Friday, June 12, 2015


The great Sir Christopher Lee is dead at 93. Probably best known for his early, iconic work as Dracula, Lee went on, in his later years, to play SF/F roles like that of Count Dooku in the Star Wars prequels (Lee's scenes were among the best in those lame films) and Saruman the White in Peter Jackson's Lord of the Rings and The Hobbit movies, thus earning him the affectionate moniker "Count Dooku the White."

Lee's Saruman is the subject of a hilarious YouTube parody video titled "Trolling Saruman," which you can watch here. For background, though, you need to view the original Russian "Trololo" video on which the Saruman parody is based: "Trololo" is, from what I gather, Russia's answer to Rick-rolling.

But the quirkiness doesn't end there. As you might imagine, Lee didn't just have an impressive speaking voice: he had an impressive singing voice that he sometimes put to strange uses, as in this bizarre musical number with—of all people—Alan Arkin in 1983's Australian production, "The Return of Captain Invincible."
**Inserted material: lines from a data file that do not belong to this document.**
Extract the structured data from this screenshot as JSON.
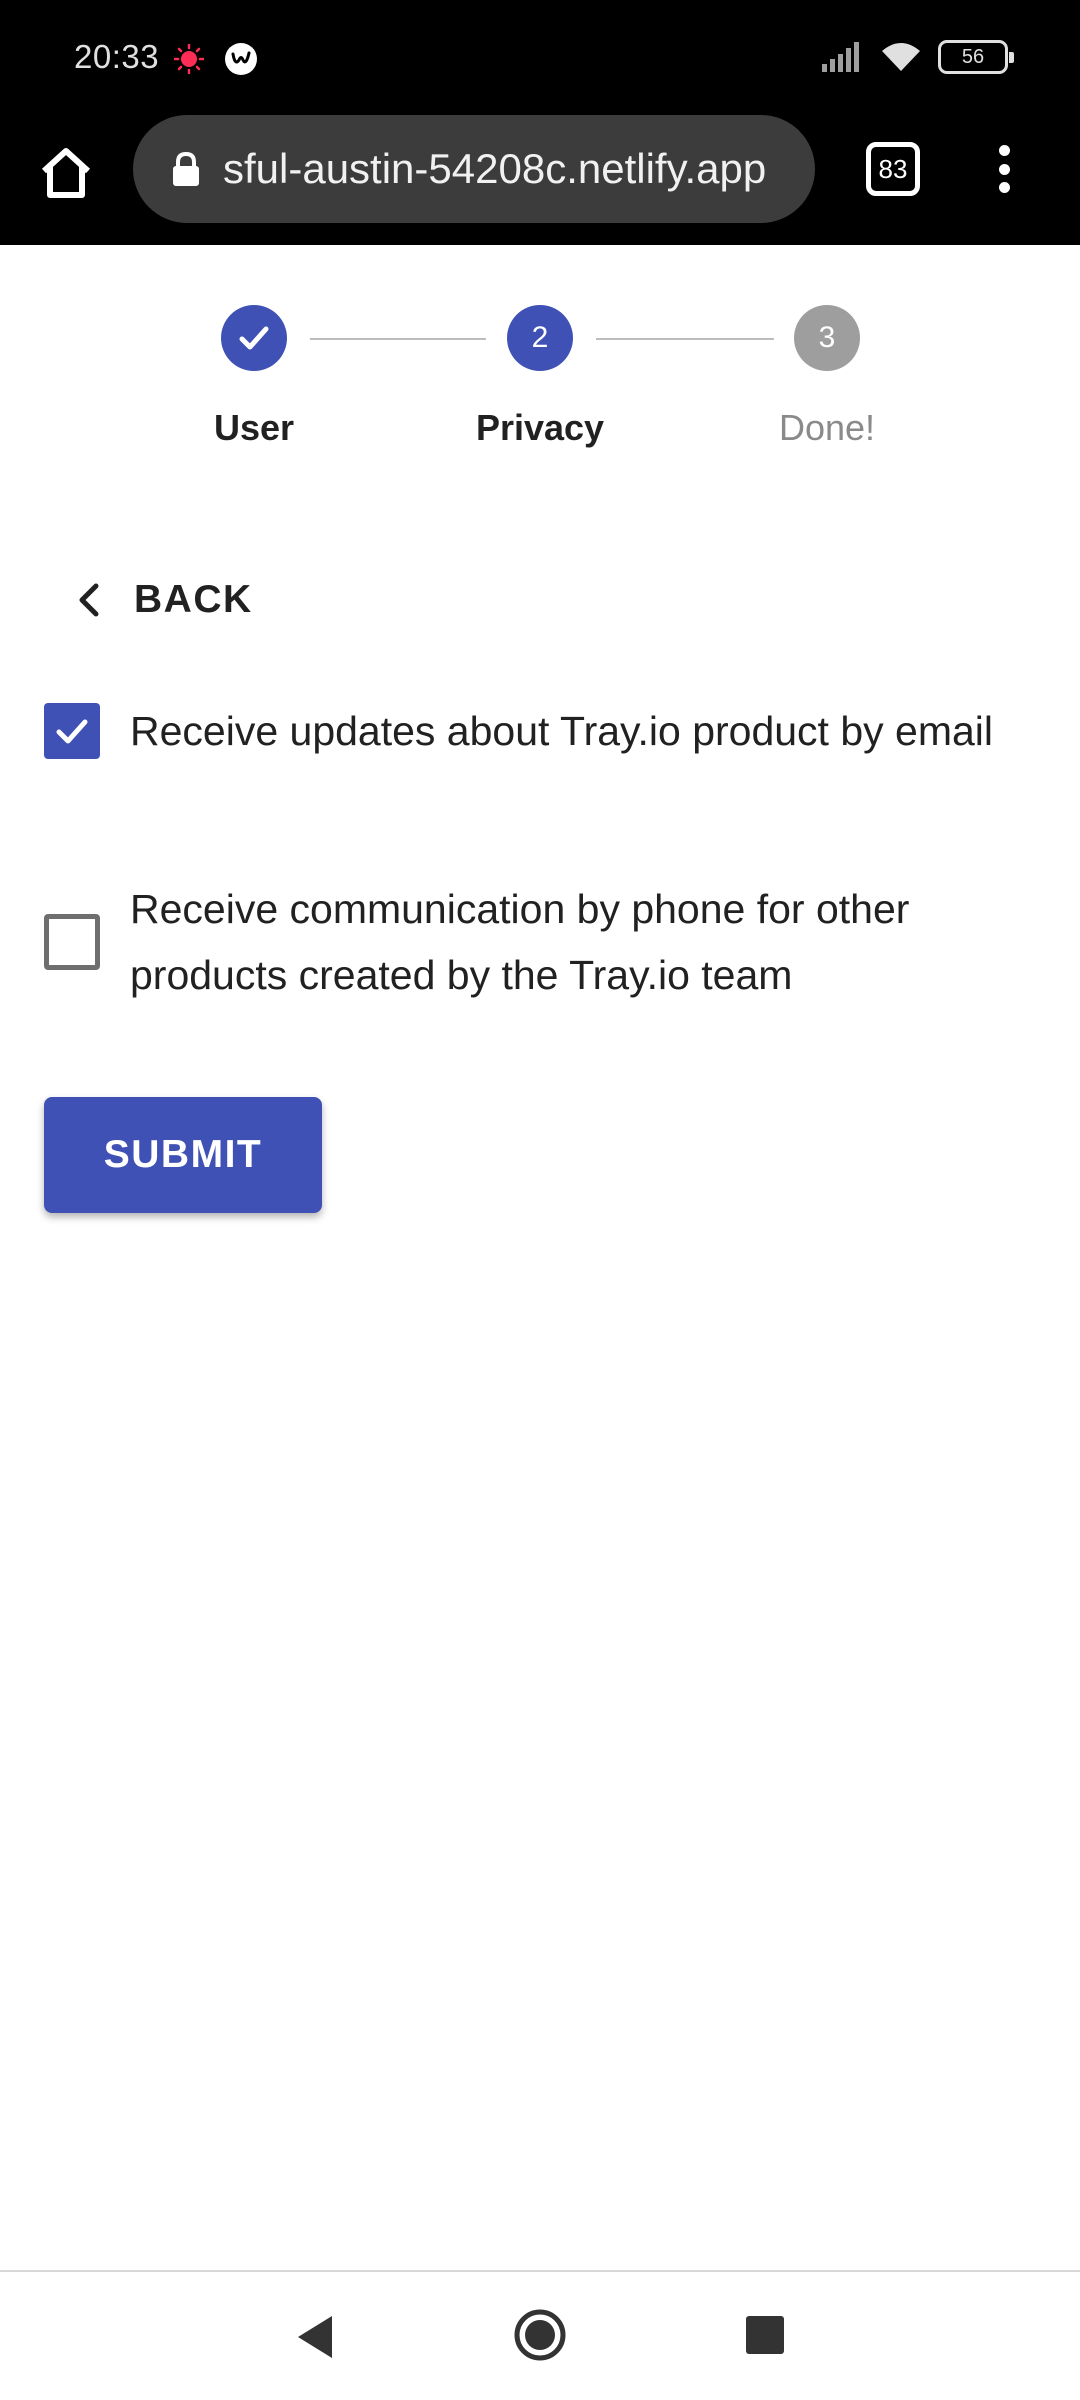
{
  "status_bar": {
    "time": "20:33",
    "battery_level": "56"
  },
  "browser": {
    "url": "sful-austin-54208c.netlify.app",
    "tab_count": "83"
  },
  "stepper": {
    "steps": [
      {
        "number": "1",
        "label": "User",
        "state": "completed"
      },
      {
        "number": "2",
        "label": "Privacy",
        "state": "active"
      },
      {
        "number": "3",
        "label": "Done!",
        "state": "inactive"
      }
    ]
  },
  "form": {
    "back_label": "BACK",
    "options": [
      {
        "text": "Receive updates about Tray.io product by email",
        "checked": true
      },
      {
        "text": "Receive communication by phone for other products created by the Tray.io team",
        "checked": false
      }
    ],
    "submit_label": "SUBMIT"
  },
  "colors": {
    "primary": "#3f51b5",
    "inactive_step": "#9e9e9e"
  }
}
Lee lent his voice to the dragon-like Jabberwocky (it should have been called the Jabberwock; "Jabberwocky" was the title of Lewis Carroll's poem, not the name of the monster) in 2010's "Alice in Wonderland." He also spoke excellent French (radio interview here, all in French), with only the barest trace of an accent, and had French-speaking roles in French movies (e.g., the so-so action film "Crimson Rivers II: Angels of the Apocalypse").

As far as I can tell, Lee was active almost all the way up to the end of his long and storied career. He did claim, in his 90s, that he had been having trouble flying long distances for certain engagements, but he was a tough old bird, a World War II veteran who mostly served in British military intelligence, even once surviving a bombing. A bit on the darker side, Lee has said he did work with the British SAS, although he never went into detail as to what, exactly, that meant.
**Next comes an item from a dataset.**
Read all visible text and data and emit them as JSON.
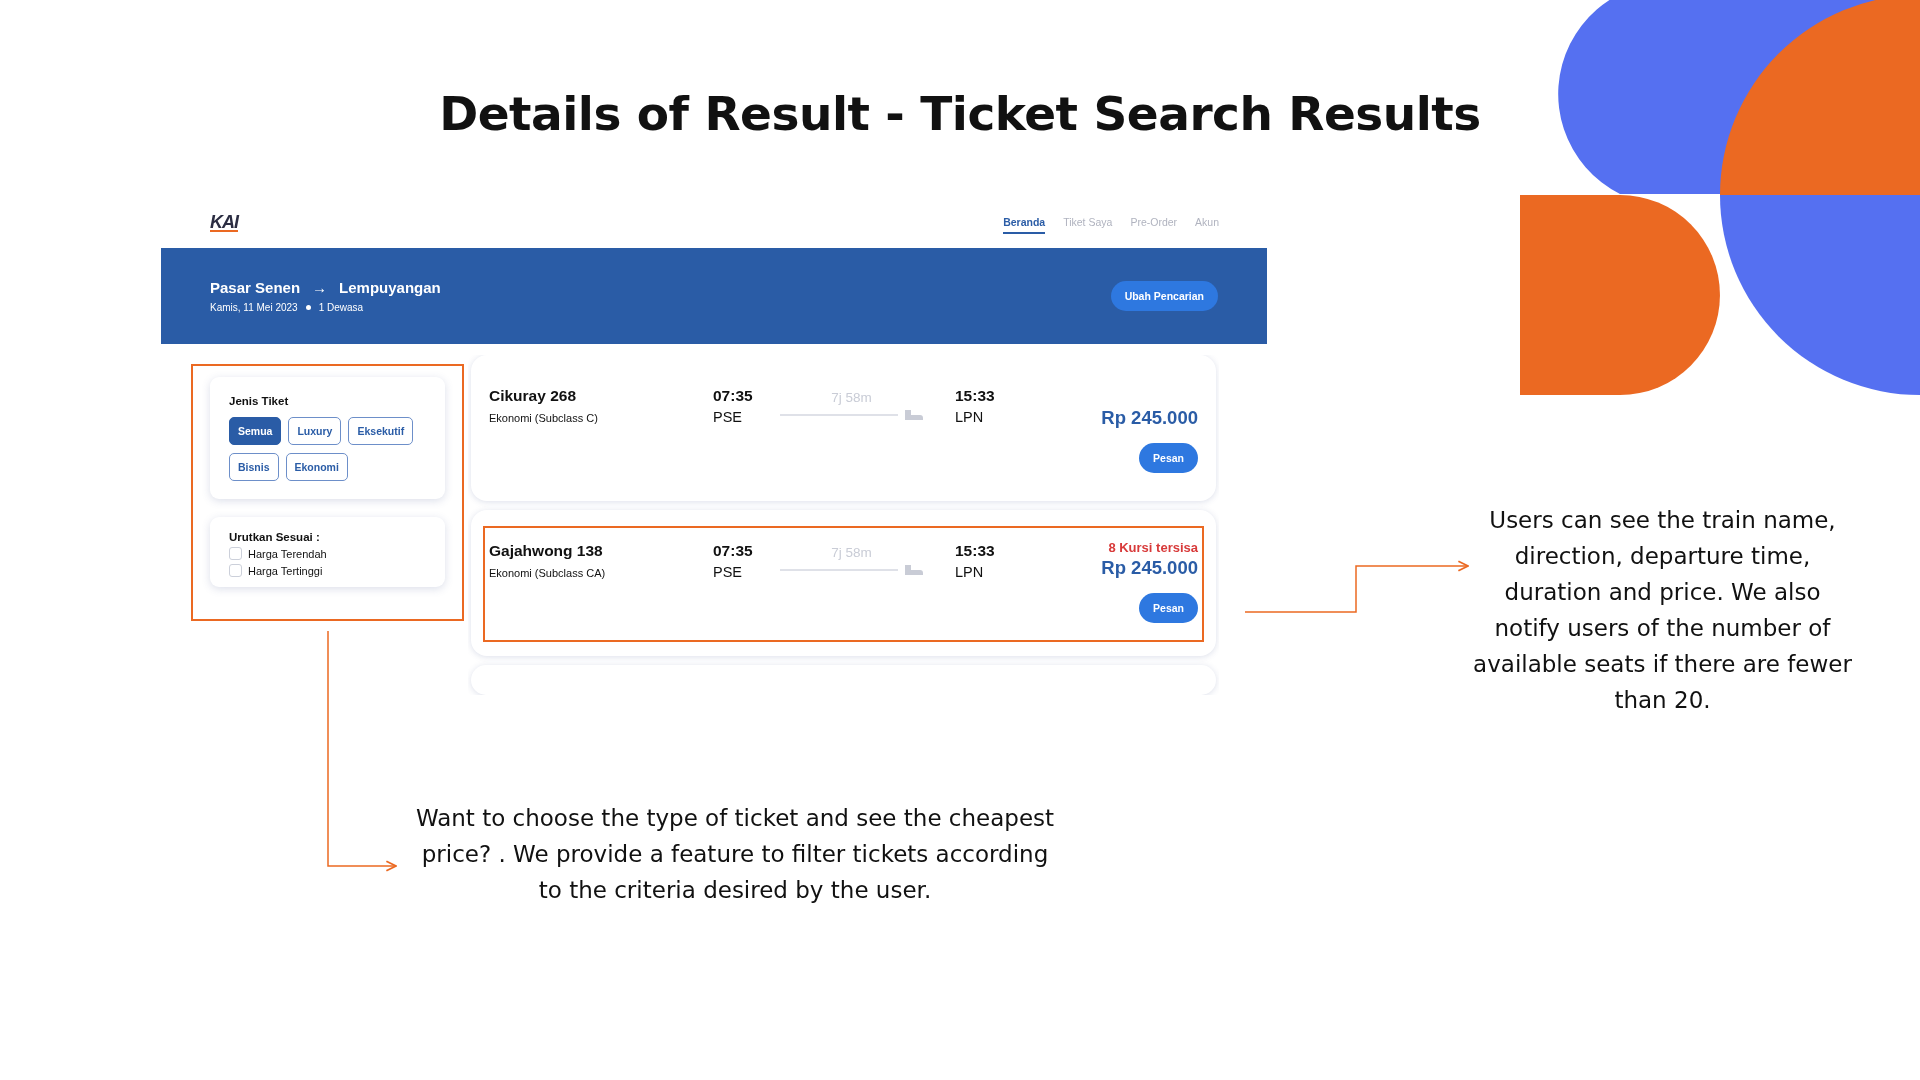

The world will miss Mr. Lee's deep, subterranean voice, his unforgettable screen presence, and his exemplary perfectionism. There's a moment in "Attack of the Clones" during which Lee's Count Dooku is fighting Ewan McGregor's Obi-wan Kenobi, and Dooku breaks into a crazed, gleeful smile right before he wounds Kenobi twice. For just that moment, Lee seemed to be the only actor actually having fun on set, and I'll always be thankful to him for that: no matter how silly the role was, Lee always put his heart into it.

RIP, Sir Christopher. You'll be missed.
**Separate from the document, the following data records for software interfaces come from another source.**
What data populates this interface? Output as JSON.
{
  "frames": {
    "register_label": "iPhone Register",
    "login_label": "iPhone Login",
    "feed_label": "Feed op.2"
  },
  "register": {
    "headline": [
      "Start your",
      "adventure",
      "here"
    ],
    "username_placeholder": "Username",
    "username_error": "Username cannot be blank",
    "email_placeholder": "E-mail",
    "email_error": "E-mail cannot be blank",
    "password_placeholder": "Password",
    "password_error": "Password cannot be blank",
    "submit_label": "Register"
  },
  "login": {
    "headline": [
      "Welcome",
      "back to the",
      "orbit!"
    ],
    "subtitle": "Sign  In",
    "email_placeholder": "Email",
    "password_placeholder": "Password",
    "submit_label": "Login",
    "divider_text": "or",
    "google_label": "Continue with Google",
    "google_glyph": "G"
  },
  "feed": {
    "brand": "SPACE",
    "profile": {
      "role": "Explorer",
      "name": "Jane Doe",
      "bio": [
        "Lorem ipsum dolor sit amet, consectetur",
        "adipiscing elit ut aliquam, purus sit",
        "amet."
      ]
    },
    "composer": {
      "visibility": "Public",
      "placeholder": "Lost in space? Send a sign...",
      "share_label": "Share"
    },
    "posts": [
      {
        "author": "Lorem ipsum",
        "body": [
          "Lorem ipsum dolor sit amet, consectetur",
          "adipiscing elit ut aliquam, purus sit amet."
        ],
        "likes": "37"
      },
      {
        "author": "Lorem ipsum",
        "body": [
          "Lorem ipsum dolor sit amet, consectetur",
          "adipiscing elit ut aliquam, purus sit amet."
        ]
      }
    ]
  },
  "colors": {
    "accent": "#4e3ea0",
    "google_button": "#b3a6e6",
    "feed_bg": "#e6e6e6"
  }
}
1 comment:

Charles said...

The man was a legend who knew how to live life to the fullest. He will indeed be missed.